    Steer for the Rear - Ch13 of TOTWII

    When you start wheelying some of your power is lifting the front wheel, instead of being translated into forward motion (speed). So if you are interested in lap times, you want all of the power you are requesting with the throttle to go into forward motion when exiting a corner rather than lifting the front wheel. If you are also interested in enjoying yourself you don't mind the wheelies coz they are great fun The most obvious demonstration of this wasted power is race starts where a rider who wheelies immediately loses tenths to those who are not. From my own experience, the time lost when doing some wheelies on corner exit is negligible and you can ride it out with the front wheel at a consistent height off the ground until the next gear change, which often puts the front wheel back down. One thing to note is that it's easy to have the front wheel turned when it touches down again if you wheelie while leaned over. There are few things more satisfying than wheelying out of a corner while leaned over, touching down with the front wheel turned slightly, but keeping it pinned, relaxing your arms on the bars and riding it out without having a massive tank slapper. On the dirt bike you can even do this while the rear wheel is spinning and roosting the rider behind you. Especially if that rider is your mate with whom you've been having a roosting war for years

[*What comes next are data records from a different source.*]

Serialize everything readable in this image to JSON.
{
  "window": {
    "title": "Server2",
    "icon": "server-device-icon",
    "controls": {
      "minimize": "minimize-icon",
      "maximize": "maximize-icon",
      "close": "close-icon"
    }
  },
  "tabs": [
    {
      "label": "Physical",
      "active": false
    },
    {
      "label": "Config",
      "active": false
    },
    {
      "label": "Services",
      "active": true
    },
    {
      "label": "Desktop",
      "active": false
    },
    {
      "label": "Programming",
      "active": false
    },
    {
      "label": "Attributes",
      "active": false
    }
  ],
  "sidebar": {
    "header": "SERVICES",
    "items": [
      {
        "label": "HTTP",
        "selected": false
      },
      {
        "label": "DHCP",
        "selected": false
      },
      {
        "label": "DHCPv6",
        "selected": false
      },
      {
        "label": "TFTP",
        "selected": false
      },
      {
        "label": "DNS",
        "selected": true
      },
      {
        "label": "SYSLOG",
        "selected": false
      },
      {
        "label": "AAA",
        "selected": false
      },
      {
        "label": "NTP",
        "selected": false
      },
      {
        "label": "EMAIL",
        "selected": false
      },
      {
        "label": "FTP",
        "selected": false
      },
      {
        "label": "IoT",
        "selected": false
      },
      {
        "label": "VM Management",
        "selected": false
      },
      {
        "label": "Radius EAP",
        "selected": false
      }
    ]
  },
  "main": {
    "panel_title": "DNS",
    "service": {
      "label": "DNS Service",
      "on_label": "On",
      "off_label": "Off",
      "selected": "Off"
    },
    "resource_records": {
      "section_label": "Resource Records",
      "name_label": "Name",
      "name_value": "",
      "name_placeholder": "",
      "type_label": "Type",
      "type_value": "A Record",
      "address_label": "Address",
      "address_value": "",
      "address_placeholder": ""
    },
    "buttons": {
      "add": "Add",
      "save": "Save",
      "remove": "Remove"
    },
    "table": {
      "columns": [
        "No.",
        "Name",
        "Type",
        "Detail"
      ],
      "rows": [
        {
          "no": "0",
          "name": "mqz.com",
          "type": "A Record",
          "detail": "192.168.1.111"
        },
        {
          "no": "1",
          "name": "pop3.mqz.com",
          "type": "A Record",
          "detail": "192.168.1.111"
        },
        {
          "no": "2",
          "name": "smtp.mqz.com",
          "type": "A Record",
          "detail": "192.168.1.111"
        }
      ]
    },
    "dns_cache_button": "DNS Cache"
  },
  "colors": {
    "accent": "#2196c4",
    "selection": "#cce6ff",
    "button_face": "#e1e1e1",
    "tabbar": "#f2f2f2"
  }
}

  13. Article not required, I think we’ve all watched that video 100 times lol I think it was either Rainey or Schwantz who was interviewed way back and said they save a crash with their knee about twice a lap. So not a new use for knee sliders, but Marc Marquez’ saves are spectacular and on another level!
  14. Does sliding tyres mean you are at max lean angle, or max lean angle for the speed you are doing? I would consider the exhaust a hard part and you can certainly risk crashing if you keep leaning over when it touches down. So I would say your max lean angle is when that exhaust touches down. If you think it would be a distraction then sure, don’t do it. It’s just a tool and it’s your choice to use it or not. Many riders think knee down itself is a goal (and that’s ok), but it doesn’t mean you are fast or an awesome rider. I have video of me getting knee down in a car park doing figure 8’s in first gear I did that to demonstrate that getting the knee down doesn’t mean you are fast It’s great that you are happy with your progress, I can definitely relate to that! You’re not missing out. I’ve never saved a crash using my sliders but I do think that’s a good use for them if you ever need it and can pull it off.
  15. You also mentioned maximum lean angle in your post. How do you know when you are at maximum lean angle? I use the knee as a lean angle sensor, but also the peg/toe sliders. I don't have adjustable rearsets so my max lean angle is when the pegs touch down. Any further and I'm at risk of crashing. So I use the knee to gauge when I'm getting close to touching down the pegs. Currently I don't need to use max lean angle much as there are more gains for me in other areas, but I touch the knee down often and when I do I'm not digging it in like many riders I've seen who go through a lot of sliders. You obviously ride at Lakeside with the times you've mentioned. I mostly go to Morgan Park and am sitting at 1:23 where the fastest in group 1 are doing ~1:20, sometimes down to 1:18.